Component data from apps and pages

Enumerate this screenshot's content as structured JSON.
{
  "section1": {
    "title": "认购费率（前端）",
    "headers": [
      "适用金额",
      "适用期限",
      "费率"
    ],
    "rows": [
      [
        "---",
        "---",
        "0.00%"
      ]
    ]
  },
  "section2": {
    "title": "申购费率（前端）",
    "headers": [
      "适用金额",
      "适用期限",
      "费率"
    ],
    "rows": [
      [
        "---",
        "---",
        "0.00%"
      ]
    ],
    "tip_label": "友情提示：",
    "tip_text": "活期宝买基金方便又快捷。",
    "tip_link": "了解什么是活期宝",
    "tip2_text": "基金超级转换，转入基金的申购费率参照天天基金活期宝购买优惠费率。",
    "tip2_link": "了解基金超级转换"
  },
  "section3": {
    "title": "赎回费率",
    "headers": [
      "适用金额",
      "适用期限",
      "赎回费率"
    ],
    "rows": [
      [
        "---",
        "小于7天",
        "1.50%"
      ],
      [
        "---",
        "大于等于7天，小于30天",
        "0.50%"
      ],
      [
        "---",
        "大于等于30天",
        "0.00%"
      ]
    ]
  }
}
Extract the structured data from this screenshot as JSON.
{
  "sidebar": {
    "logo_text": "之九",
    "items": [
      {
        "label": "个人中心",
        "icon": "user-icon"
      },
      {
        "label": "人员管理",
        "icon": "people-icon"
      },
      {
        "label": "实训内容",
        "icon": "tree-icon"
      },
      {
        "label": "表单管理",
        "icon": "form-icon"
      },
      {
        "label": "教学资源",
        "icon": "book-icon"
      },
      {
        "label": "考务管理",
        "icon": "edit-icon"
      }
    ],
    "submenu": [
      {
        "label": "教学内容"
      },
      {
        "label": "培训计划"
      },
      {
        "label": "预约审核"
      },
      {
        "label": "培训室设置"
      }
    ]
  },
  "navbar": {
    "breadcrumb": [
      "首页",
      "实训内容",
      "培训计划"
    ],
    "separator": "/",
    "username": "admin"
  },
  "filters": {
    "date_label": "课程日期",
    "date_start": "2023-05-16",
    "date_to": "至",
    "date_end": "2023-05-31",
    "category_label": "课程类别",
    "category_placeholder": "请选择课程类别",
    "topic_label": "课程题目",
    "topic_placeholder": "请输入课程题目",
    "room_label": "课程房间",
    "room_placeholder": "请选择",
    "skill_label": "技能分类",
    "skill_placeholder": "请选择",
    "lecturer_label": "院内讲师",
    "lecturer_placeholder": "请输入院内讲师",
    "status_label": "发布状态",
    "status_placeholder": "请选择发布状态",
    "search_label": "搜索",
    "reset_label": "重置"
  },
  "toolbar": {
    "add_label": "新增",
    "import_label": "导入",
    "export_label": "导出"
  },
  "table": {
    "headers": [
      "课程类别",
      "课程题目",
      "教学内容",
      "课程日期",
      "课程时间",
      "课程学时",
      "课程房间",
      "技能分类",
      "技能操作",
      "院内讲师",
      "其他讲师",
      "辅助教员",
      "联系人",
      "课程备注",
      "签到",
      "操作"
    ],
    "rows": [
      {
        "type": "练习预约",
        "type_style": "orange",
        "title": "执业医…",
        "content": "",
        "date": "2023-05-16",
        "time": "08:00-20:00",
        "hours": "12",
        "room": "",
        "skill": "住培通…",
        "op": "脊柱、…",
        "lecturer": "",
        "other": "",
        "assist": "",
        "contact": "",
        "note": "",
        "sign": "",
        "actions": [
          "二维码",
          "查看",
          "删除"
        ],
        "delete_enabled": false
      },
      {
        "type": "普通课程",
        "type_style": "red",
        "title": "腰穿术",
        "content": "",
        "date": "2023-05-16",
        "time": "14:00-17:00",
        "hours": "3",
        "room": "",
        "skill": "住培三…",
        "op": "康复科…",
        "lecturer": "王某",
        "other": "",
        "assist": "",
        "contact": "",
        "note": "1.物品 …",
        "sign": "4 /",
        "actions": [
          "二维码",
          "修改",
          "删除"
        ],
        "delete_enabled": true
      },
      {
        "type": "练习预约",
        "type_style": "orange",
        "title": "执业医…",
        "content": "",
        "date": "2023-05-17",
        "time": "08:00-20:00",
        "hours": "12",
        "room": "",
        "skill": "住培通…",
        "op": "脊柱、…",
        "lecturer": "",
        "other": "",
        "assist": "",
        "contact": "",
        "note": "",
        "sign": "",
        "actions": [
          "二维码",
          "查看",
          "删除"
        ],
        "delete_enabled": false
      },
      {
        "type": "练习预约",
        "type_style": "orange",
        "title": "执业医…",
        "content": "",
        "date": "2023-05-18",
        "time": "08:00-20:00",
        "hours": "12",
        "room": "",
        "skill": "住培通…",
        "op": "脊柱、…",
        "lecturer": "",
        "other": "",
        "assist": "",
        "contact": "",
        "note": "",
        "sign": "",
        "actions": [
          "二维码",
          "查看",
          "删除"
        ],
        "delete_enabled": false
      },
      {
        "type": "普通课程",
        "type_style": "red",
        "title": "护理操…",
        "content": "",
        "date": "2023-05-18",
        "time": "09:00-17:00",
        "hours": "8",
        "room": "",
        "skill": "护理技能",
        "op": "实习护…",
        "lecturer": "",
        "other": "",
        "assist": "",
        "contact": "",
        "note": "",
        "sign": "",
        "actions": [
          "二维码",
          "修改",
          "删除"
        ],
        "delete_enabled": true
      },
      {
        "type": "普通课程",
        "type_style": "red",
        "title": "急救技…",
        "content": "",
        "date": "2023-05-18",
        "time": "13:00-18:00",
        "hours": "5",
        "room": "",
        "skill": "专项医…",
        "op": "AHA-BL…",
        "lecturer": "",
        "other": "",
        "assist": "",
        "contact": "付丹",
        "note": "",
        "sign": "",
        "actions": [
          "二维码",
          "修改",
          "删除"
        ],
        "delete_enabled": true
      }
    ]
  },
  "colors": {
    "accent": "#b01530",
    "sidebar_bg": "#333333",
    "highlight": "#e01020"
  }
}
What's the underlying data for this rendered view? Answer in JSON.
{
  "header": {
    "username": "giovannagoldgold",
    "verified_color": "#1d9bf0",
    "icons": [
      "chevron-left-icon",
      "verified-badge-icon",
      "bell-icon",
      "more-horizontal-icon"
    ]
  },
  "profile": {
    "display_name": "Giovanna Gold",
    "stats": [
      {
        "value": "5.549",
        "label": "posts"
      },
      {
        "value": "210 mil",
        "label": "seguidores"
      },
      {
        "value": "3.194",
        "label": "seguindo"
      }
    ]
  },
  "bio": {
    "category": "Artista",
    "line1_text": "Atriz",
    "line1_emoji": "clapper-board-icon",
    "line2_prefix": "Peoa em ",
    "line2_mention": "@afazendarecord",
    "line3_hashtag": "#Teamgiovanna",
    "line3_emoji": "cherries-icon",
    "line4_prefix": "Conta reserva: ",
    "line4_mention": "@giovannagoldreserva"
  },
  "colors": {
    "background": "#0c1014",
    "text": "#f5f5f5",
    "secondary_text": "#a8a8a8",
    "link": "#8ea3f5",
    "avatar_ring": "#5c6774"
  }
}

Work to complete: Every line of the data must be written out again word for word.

Result:
Enumerate this screenshot's content as structured JSON.
{
  "section1": {
    "title": "认购费率（前端）",
    "headers": [
      "适用金额",
      "适用期限",
      "费率"
    ],
    "rows": [
      [
        "---",
        "---",
        "0.00%"
      ]
    ]
  },
  "section2": {
    "title": "申购费率（前端）",
    "headers": [
      "适用金额",
      "适用期限",
      "费率"
    ],
    "rows": [
      [
        "---",
        "---",
        "0.00%"
      ]
    ],
    "tip_label": "友情提示：",
    "tip_text": "活期宝买基金方便又快捷。",
    "tip_link": "了解什么是活期宝",
    "tip2_text": "基金超级转换，转入基金的申购费率参照天天基金活期宝购买优惠费率。",
    "tip2_link": "了解基金超级转换"
  },
  "section3": {
    "title": "赎回费率",
    "headers": [
      "适用金额",
      "适用期限",
      "赎回费率"
    ],
    "rows": [
      [
        "---",
        "小于7天",
        "1.50%"
      ],
      [
        "---",
        "大于等于7天，小于30天",
        "0.50%"
      ],
      [
        "---",
        "大于等于30天",
        "0.00%"
      ]
    ]
  }
}
Extract the structured data from this screenshot as JSON.
{
  "sidebar": {
    "logo_text": "之九",
    "items": [
      {
        "label": "个人中心",
        "icon": "user-icon"
      },
      {
        "label": "人员管理",
        "icon": "people-icon"
      },
      {
        "label": "实训内容",
        "icon": "tree-icon"
      },
      {
        "label": "表单管理",
        "icon": "form-icon"
      },
      {
        "label": "教学资源",
        "icon": "book-icon"
      },
      {
        "label": "考务管理",
        "icon": "edit-icon"
      }
    ],
    "submenu": [
      {
        "label": "教学内容"
      },
      {
        "label": "培训计划"
      },
      {
        "label": "预约审核"
      },
      {
        "label": "培训室设置"
      }
    ]
  },
  "navbar": {
    "breadcrumb": [
      "首页",
      "实训内容",
      "培训计划"
    ],
    "separator": "/",
    "username": "admin"
  },
  "filters": {
    "date_label": "课程日期",
    "date_start": "2023-05-16",
    "date_to": "至",
    "date_end": "2023-05-31",
    "category_label": "课程类别",
    "category_placeholder": "请选择课程类别",
    "topic_label": "课程题目",
    "topic_placeholder": "请输入课程题目",
    "room_label": "课程房间",
    "room_placeholder": "请选择",
    "skill_label": "技能分类",
    "skill_placeholder": "请选择",
    "lecturer_label": "院内讲师",
    "lecturer_placeholder": "请输入院内讲师",
    "status_label": "发布状态",
    "status_placeholder": "请选择发布状态",
    "search_label": "搜索",
    "reset_label": "重置"
  },
  "toolbar": {
    "add_label": "新增",
    "import_label": "导入",
    "export_label": "导出"
  },
  "table": {
    "headers": [
      "课程类别",
      "课程题目",
      "教学内容",
      "课程日期",
      "课程时间",
      "课程学时",
      "课程房间",
      "技能分类",
      "技能操作",
      "院内讲师",
      "其他讲师",
      "辅助教员",
      "联系人",
      "课程备注",
      "签到",
      "操作"
    ],
    "rows": [
      {
        "type": "练习预约",
        "type_style": "orange",
        "title": "执业医…",
        "content": "",
        "date": "2023-05-16",
        "time": "08:00-20:00",
        "hours": "12",
        "room": "",
        "skill": "住培通…",
        "op": "脊柱、…",
        "lecturer": "",
        "other": "",
        "assist": "",
        "contact": "",
        "note": "",
        "sign": "",
        "actions": [
          "二维码",
          "查看",
          "删除"
        ],
        "delete_enabled": false
      },
      {
        "type": "普通课程",
        "type_style": "red",
        "title": "腰穿术",
        "content": "",
        "date": "2023-05-16",
        "time": "14:00-17:00",
        "hours": "3",
        "room": "",
        "skill": "住培三…",
        "op": "康复科…",
        "lecturer": "王某",
        "other": "",
        "assist": "",
        "contact": "",
        "note": "1.物品 …",
        "sign": "4 /",
        "actions": [
          "二维码",
          "修改",
          "删除"
        ],
        "delete_enabled": true
      },
      {
        "type": "练习预约",
        "type_style": "orange",
        "title": "执业医…",
        "content": "",
        "date": "2023-05-17",
        "time": "08:00-20:00",
        "hours": "12",
        "room": "",
        "skill": "住培通…",
        "op": "脊柱、…",
        "lecturer": "",
        "other": "",
        "assist": "",
        "contact": "",
        "note": "",
        "sign": "",
        "actions": [
          "二维码",
          "查看",
          "删除"
        ],
        "delete_enabled": false
      },
      {
        "type": "练习预约",
        "type_style": "orange",
        "title": "执业医…",
        "content": "",
        "date": "2023-05-18",
        "time": "08:00-20:00",
        "hours": "12",
        "room": "",
        "skill": "住培通…",
        "op": "脊柱、…",
        "lecturer": "",
        "other": "",
        "assist": "",
        "contact": "",
        "note": "",
        "sign": "",
        "actions": [
          "二维码",
          "查看",
          "删除"
        ],
        "delete_enabled": false
      },
      {
        "type": "普通课程",
        "type_style": "red",
        "title": "护理操…",
        "content": "",
        "date": "2023-05-18",
        "time": "09:00-17:00",
        "hours": "8",
        "room": "",
        "skill": "护理技能",
        "op": "实习护…",
        "lecturer": "",
        "other": "",
        "assist": "",
        "contact": "",
        "note": "",
        "sign": "",
        "actions": [
          "二维码",
          "修改",
          "删除"
        ],
        "delete_enabled": true
      },
      {
        "type": "普通课程",
        "type_style": "red",
        "title": "急救技…",
        "content": "",
        "date": "2023-05-18",
        "time": "13:00-18:00",
        "hours": "5",
        "room": "",
        "skill": "专项医…",
        "op": "AHA-BL…",
        "lecturer": "",
        "other": "",
        "assist": "",
        "contact": "付丹",
        "note": "",
        "sign": "",
        "actions": [
          "二维码",
          "修改",
          "删除"
        ],
        "delete_enabled": true
      }
    ]
  },
  "colors": {
    "accent": "#b01530",
    "sidebar_bg": "#333333",
    "highlight": "#e01020"
  }
}
What's the underlying data for this rendered view? Answer in JSON.
{
  "header": {
    "username": "giovannagoldgold",
    "verified_color": "#1d9bf0",
    "icons": [
      "chevron-left-icon",
      "verified-badge-icon",
      "bell-icon",
      "more-horizontal-icon"
    ]
  },
  "profile": {
    "display_name": "Giovanna Gold",
    "stats": [
      {
        "value": "5.549",
        "label": "posts"
      },
      {
        "value": "210 mil",
        "label": "seguidores"
      },
      {
        "value": "3.194",
        "label": "seguindo"
      }
    ]
  },
  "bio": {
    "category": "Artista",
    "line1_text": "Atriz",
    "line1_emoji": "clapper-board-icon",
    "line2_prefix": "Peoa em ",
    "line2_mention": "@afazendarecord",
    "line3_hashtag": "#Teamgiovanna",
    "line3_emoji": "cherries-icon",
    "line4_prefix": "Conta reserva: ",
    "line4_mention": "@giovannagoldreserva"
  },
  "colors": {
    "background": "#0c1014",
    "text": "#f5f5f5",
    "secondary_text": "#a8a8a8",
    "link": "#8ea3f5",
    "avatar_ring": "#5c6774"
  }
}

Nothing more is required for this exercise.